The irony, De la Hoz writes, is that “Sabrina” won an Oscar for Best Costume Design, but Paramount’s director of wardrobe, Edith Head, got full credit. Although Givenchy never complained, Hepburn vowed to make it up to him—and how.


Her next film, “Funny Face” with Fred Astaire, was a sumptuous fashion festival, where Givenchy was acknowledged for “Miss Hepburn’s Paris wardrobe.”


The film included such looks as her pink and champagne gown with an elegant train, an exquisitely simple black ballerina dress, and Hepburn’s character Jo’s criminally chic fishing outfit—a white cropped top and slim pants, a wide pink satin sash for a belt, and matching pink flats. There was also the beautiful tea-length, cap-sleeved wedding dress that got brides running to chop inches off their gowns. And yes, Givenchy was acknowledged with the film’s nomination for an Oscar for Best Costume Design.


Hopelessly in love


More winning looks followed: As Ariane, a cello student in Paris in “Love in the Afternoon,” she wore a suit with slim pants and a single breasted jacket, with a Peter pan collar peeking out.
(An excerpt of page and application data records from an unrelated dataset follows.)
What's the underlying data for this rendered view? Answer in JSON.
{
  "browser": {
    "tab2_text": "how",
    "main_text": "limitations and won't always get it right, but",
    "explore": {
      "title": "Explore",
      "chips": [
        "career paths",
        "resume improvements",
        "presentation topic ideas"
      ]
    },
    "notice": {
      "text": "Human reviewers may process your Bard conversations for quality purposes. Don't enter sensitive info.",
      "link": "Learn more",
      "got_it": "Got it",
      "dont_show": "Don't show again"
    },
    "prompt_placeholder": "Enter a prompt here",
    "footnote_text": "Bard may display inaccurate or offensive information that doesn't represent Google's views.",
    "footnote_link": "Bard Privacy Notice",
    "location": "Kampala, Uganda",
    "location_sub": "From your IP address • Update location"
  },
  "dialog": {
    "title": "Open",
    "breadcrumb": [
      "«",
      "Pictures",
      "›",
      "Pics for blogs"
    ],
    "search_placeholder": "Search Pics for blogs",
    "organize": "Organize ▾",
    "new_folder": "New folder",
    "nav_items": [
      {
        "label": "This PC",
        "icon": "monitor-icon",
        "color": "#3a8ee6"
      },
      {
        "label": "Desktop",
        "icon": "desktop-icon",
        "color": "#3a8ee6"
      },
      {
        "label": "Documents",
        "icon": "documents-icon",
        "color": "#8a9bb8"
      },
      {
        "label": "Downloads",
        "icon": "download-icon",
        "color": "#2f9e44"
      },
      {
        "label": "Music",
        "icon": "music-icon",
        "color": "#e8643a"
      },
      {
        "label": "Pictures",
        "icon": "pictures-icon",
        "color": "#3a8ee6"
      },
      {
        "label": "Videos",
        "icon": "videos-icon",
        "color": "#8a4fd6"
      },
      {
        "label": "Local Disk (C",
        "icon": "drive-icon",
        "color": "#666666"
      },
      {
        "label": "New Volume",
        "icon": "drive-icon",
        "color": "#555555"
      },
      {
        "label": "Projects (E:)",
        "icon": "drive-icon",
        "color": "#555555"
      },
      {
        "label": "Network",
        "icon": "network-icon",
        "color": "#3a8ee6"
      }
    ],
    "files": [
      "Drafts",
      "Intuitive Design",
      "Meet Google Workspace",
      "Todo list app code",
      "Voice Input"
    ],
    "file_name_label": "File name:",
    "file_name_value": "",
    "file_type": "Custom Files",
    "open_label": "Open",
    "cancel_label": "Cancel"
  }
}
There was a bejeweled full-skirted dress, a slim dress with bows in the back, and a drop-dead, luxurious fur coat. “I’ve never even thought of myself as very glamorous,” De la Hoz quotes Hepburn. “Glamorous is Ava Gardner or Elizabeth Taylor, not me.”


And then, the film that made the universe fall hopelessly in love with Hepburn, in the clothes Givenchy dressed her in. Reunited in 1961 for “Breakfast at Tiffany’s,” where Hepburn played the unforgettable Holly Golightly, the pair gave the world the image of Hepburn in “a sleeveless black satin sheath dress, opera gloves, five-strand pearl necklace, and mini-tiara,” with oversized sunglasses, and having coffee and a Danish in front of the jewelry store.


More films and looks would follow: bright colors for “Paris When It Sizzles,” gorgeous outerwear for “Charade,” daring head-to-toe lace in “How to Steal a Million.”


Yet, even when Hepburn wasn’t wearing Givenchy, their 40-year friendship remained strong, all the way until her retirement and eventual death.


“In every collection, a part of my heart, my pencil, my design goes to Audrey,” De la Hoz quotes Givenchy.


The master was being modest; his brilliant creations certainly helped make Audrey Hepburn the most stylish star of all time. —ALYA B. HONASAN